Flame on the iceberg is a popular dessert in Hong Kong that is similar to baked Alaska. The dessert is an ice-cream ball in the middle of a sponge cake, with cream on the top. Whisky and syrup are poured over the top and the ball set alight before serving.[unreliable source?] Decades ago, the delicacy was served only in high-end hotels, but today it is commonly served in many Western restaurants and even in some cha chaan teng.
A bombe Alaska which has been flambéed with alcohol at a restaurant in Singapore
- Bananas Foster
- Bombe glacée – similar to a baked Alaska, but typically using chocolate coating instead of meringue for the outer layer
- Fried ice cream
- List of desserts
- "Baked Alaska". Foodreference.com. Archived from the original on 17 June 2016. Retrieved 27 August 2016.

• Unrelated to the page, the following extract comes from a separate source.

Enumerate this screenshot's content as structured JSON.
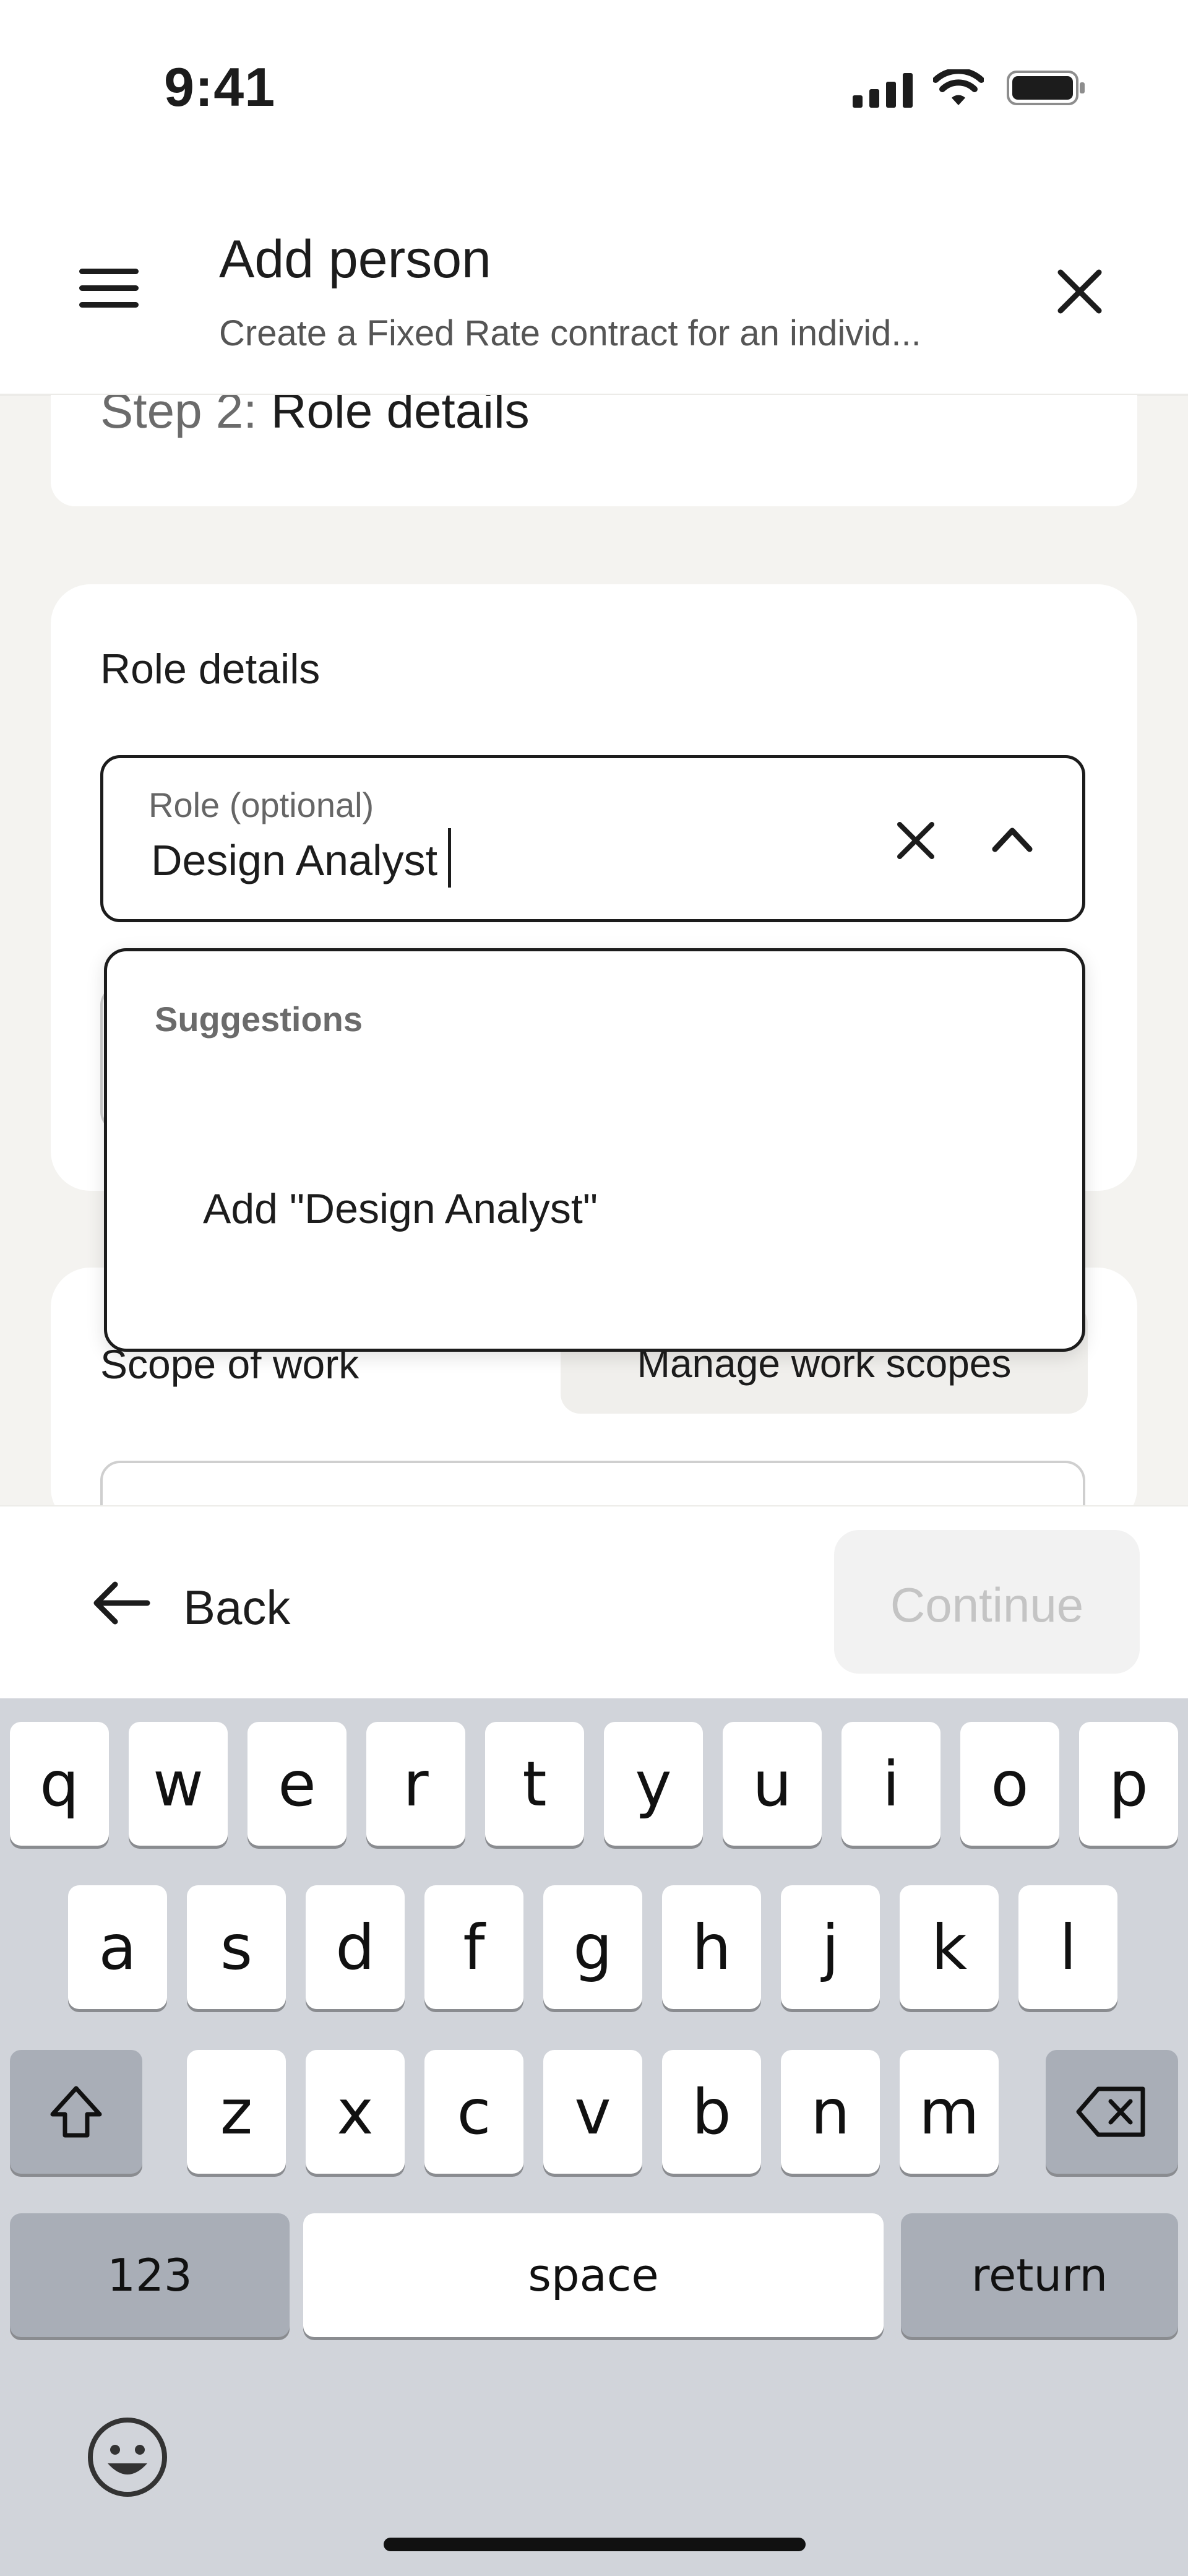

- Charles Ranhofer (1894). "(3538). ALASKA, FLORIDA (Alaska, Florida)". The Epicurean. A Complete Treatise of Analytical and Practical Studies of the Culinary Art including Table and Wine Service, how to Prepare and Cook Dishes, and Index for Marketing, A Great Variety of Bills of Fare for Breakfasts, Luncheons, Dinners, Suppers, Ambigus, Buffets, etc., and a Selection of Interesting Bills of Fare of Delmonico's from 1862 to 1894. Making a Franco-American Culinary Encyclopedia. [...] Illustrated with 800 Plates (1st ed.). New York, N.Y.: Charles Ranhofer, publisher, 682 West End Avenue. p. 1007. OCLC 944768.
- John Ayto (1990). The Glutton's Glossary: A Dictionary of Food and Drink Terms. London; New York, N.Y.: Routledge. p. 14. ISBN 978-0-415-02647-5.

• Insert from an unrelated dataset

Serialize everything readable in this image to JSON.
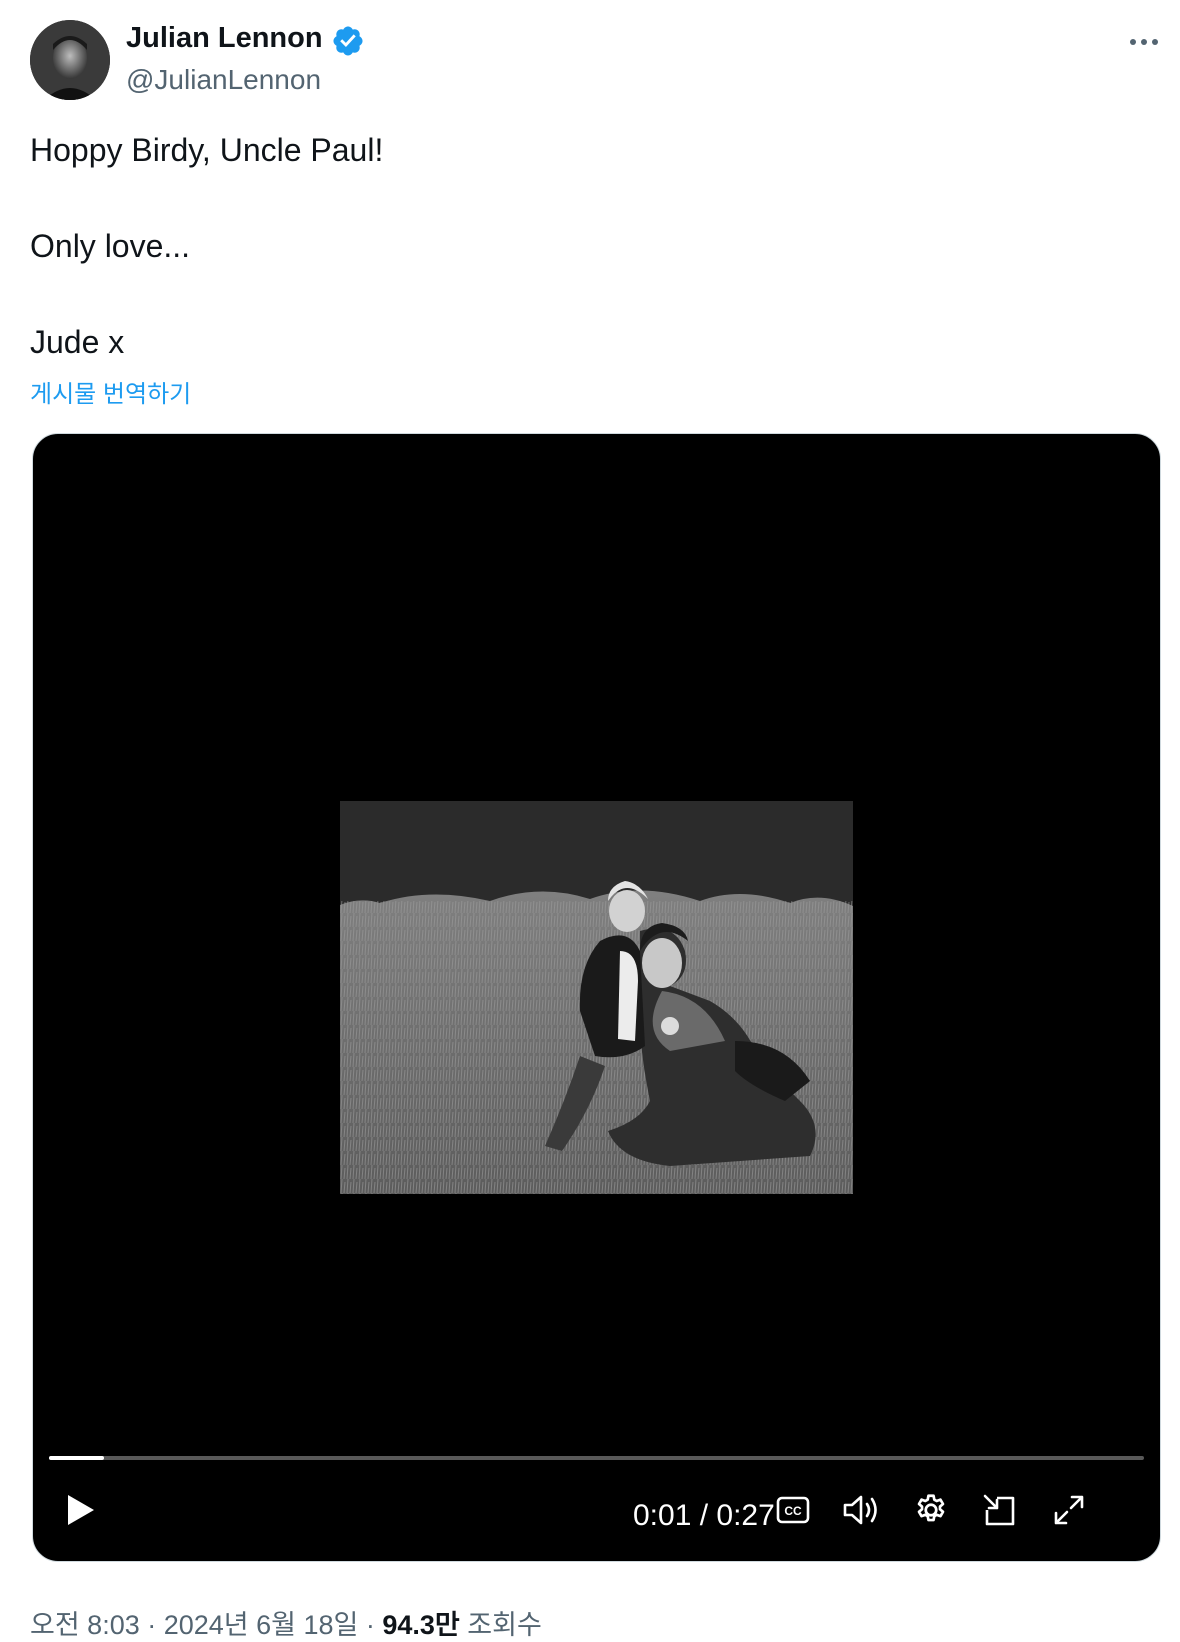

- "L'omelette norvégienne : un parfum d'Alaska – Ça m'intéresse". Ça m'intéresse – La curiosité en continu (in French). 2016-12-30. Retrieved 2019-08-03.
- "Histoire de l'omelette norvégienne". Du sacré au sucré (in French). 2010-02-01. Retrieved 2019-08-03.

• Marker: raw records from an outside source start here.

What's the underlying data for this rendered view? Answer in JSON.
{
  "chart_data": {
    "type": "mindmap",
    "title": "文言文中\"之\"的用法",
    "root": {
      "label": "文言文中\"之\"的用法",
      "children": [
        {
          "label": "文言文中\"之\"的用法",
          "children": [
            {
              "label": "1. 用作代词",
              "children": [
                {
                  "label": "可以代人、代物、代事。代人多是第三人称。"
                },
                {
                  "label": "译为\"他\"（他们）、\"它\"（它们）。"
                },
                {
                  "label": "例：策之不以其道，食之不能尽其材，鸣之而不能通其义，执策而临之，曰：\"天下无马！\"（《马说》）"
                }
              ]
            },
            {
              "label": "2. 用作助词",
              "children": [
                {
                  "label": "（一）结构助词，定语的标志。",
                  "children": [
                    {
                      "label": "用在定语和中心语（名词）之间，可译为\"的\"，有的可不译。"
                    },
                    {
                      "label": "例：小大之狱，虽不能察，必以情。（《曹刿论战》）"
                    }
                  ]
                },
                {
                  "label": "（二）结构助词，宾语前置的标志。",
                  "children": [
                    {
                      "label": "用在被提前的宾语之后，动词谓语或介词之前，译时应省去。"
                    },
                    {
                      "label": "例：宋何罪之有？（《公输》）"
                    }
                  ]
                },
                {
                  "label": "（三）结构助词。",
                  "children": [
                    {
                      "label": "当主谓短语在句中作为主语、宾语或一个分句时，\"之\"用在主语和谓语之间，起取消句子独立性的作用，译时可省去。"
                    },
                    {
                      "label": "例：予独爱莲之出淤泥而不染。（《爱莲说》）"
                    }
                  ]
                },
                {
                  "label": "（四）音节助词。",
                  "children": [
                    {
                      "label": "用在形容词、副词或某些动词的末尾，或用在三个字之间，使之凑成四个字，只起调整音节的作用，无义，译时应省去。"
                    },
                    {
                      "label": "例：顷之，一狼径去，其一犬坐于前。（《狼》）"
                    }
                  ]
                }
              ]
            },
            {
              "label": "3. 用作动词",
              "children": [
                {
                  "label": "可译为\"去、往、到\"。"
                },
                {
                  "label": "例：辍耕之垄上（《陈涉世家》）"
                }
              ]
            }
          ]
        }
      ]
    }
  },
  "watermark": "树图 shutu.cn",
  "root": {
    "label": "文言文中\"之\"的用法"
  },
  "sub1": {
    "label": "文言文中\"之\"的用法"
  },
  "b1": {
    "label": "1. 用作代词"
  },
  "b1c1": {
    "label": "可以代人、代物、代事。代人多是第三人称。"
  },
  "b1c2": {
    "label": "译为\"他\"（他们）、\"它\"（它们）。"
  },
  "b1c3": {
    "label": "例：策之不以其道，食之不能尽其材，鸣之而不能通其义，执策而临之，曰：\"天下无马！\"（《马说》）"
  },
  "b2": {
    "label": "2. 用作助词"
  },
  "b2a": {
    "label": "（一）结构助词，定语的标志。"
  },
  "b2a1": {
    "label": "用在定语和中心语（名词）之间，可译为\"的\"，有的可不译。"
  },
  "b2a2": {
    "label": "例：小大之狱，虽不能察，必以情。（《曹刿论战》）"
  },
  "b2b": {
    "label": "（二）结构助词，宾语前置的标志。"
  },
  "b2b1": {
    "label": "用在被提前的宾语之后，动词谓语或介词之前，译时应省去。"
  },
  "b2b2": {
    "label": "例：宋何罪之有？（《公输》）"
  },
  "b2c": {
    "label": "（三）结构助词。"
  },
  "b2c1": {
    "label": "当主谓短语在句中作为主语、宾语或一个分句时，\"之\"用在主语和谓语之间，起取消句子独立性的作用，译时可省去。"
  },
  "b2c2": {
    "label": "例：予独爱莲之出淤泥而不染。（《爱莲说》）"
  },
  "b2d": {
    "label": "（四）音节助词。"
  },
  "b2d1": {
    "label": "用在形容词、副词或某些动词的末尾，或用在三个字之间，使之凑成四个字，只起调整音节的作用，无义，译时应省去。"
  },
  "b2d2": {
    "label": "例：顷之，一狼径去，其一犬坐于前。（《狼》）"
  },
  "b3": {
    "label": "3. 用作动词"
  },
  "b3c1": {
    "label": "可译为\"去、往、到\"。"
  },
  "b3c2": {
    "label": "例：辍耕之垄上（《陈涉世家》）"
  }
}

- Martin Lersch. "Molecular gastronomy: History". Khymos. Archived from the original on 1 May 2016. Retrieved 1 May 2016.
- Geoff Jansz. "Bombe Alaska". Burke's Backyard. Archived from the original on 6 March 2016. Retrieved 6 March 2016.
- Gorilaz (23 June 2009). "另类雪糕 冰山大火/火焰雪山". Flyker.cn (in Chinese). Archived from the original on 4 March 2016. Retrieved 4 March 2016.
- Ayto, John (2002). "Baked Alaska". An A–Z of Food and Drink (new ed.). Oxford: Oxford University Press.
- Olver, Lynne (8 February 2015). "Baked Alaska". The Food Timeline. Archived from the original on 19 August 2016.
|Wikimedia Commons has media related to Baked Alaska.|
- The dictionary definition of baked alaska at Wiktionary